In its broadest sense, it would seem that heritage can include virtually everything we receive from our predecessors -- even those things that we consider as bad or negative. Pollution, for example, could be a part of our heritage according to this definition.In practice, heritage usually denotes those traditions and characteristics that we consider worthy of preservation. In other words, we most often apply the term to the things that we have inherited that we consider most special or representative of our past, and that we wish to pass on to posterity.

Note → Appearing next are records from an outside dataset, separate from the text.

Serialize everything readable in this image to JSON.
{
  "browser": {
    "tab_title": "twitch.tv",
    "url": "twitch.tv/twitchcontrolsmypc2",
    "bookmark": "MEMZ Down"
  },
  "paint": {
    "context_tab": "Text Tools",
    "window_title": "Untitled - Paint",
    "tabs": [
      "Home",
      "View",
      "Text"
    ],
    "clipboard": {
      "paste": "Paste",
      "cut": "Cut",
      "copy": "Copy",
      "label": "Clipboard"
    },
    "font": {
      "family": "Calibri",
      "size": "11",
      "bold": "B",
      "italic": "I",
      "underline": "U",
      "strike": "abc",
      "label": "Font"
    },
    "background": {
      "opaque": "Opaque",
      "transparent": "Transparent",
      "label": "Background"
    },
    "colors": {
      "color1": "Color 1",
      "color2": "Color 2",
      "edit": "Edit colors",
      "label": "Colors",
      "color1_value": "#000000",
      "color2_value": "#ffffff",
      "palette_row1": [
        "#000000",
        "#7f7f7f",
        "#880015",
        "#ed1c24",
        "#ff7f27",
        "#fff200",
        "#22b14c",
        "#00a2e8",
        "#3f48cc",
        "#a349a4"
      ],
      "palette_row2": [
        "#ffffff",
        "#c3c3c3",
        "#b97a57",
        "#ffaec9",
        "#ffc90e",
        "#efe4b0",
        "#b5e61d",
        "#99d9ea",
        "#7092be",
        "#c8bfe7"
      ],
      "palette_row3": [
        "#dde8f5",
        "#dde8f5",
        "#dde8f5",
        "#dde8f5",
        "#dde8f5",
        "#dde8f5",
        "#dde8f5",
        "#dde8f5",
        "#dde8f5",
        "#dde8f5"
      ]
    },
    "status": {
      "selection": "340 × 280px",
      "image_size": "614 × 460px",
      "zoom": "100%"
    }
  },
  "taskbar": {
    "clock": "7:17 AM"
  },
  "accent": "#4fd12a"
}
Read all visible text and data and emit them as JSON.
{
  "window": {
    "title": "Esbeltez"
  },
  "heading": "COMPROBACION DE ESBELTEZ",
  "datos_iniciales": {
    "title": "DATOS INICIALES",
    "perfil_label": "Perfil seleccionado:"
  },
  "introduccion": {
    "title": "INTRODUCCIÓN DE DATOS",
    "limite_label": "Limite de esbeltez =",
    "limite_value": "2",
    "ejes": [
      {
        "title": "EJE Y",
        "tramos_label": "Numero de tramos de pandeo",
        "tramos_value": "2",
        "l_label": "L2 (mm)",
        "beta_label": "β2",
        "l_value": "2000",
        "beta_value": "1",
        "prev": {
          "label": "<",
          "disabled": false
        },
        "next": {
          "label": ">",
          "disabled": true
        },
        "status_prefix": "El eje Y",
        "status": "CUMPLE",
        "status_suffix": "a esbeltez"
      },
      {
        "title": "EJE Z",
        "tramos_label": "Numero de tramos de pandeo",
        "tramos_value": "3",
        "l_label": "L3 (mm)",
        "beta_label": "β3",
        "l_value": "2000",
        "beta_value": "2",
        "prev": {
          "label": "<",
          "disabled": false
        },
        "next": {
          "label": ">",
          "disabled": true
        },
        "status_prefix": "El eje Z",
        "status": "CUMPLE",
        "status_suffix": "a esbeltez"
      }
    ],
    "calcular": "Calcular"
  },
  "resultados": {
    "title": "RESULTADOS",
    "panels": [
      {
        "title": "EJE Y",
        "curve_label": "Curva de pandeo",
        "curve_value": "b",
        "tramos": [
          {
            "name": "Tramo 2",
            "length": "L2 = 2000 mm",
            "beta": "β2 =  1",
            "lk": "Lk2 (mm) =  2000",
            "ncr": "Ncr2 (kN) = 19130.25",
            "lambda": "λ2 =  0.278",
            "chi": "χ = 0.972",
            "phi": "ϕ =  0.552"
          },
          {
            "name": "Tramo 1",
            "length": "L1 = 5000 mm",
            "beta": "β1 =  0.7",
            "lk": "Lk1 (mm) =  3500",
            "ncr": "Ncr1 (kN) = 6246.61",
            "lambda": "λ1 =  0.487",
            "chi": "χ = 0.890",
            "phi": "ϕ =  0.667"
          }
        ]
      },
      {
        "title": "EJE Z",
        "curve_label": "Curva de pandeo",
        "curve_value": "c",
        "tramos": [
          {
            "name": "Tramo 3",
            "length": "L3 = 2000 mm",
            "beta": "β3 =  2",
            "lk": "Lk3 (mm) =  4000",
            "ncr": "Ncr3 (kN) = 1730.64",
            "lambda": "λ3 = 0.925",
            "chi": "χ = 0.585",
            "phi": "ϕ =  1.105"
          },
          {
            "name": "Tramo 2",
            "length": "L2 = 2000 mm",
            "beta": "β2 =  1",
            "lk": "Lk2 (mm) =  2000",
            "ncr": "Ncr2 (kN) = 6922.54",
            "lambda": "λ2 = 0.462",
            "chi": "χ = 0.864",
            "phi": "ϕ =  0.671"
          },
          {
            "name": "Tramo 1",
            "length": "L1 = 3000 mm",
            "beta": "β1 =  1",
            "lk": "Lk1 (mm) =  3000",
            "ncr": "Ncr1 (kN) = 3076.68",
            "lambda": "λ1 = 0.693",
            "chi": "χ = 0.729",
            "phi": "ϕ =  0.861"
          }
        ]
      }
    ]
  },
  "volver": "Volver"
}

Even in this sense, however, the term is extremely broad. It can apply to the tangible (architecture or the natural environment, for example); or to the intangible (history, culture, popular values, and so on). Heritage can be a house, an historic event, a tree, a species of animal, a landscape, a park, a mountain, a folk tale, a belief, a tradition, a song, a style of dress... Our challenge is to determine what constitutes our heritage, and what aspects of it we wish to pass on. Each generation in every society must face this task.